Which lines in the entries below contain the string "DecisionTreeClassifier"? Show each of them in full.

(Items from a data source)

▼

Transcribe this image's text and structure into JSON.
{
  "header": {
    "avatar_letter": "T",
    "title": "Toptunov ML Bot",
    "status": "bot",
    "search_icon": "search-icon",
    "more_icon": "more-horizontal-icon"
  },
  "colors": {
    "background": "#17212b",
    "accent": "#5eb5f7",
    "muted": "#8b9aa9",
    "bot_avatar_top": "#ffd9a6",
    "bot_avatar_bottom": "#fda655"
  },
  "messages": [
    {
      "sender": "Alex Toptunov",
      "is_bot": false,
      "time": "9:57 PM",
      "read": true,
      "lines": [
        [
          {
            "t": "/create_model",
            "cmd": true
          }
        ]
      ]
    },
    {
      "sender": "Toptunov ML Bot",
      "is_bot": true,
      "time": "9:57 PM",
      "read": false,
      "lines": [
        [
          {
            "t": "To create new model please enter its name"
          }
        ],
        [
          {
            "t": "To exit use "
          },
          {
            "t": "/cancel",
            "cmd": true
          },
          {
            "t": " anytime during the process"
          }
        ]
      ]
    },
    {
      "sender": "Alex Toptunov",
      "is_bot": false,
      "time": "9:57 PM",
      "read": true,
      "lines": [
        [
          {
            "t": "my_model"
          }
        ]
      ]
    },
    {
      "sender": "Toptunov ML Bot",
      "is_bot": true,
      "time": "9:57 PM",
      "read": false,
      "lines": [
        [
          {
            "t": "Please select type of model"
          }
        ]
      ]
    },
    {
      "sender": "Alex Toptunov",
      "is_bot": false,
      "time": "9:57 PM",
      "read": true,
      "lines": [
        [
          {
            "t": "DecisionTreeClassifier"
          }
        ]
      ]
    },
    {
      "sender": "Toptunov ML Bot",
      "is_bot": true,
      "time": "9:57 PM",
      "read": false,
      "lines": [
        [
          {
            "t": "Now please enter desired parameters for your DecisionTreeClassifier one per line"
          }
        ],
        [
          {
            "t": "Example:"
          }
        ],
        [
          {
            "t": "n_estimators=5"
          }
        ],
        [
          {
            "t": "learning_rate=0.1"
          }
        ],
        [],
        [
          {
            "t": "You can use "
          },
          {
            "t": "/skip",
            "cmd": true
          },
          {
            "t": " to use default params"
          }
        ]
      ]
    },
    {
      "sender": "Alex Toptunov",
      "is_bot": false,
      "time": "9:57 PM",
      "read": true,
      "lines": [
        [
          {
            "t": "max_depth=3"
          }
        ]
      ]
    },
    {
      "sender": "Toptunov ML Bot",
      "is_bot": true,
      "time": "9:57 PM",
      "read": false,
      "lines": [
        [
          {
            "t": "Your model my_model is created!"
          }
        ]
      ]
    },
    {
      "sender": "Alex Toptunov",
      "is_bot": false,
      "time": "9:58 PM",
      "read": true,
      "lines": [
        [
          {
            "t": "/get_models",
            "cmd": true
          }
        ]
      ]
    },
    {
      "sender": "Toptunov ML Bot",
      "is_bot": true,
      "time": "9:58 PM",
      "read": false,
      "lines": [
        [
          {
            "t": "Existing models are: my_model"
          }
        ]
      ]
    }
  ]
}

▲

**SOLUTION FOR THIS TASK:**
            "t": "DecisionTreeClassifier"
            "t": "Now please enter desired parameters for your DecisionTreeClassifier one per line"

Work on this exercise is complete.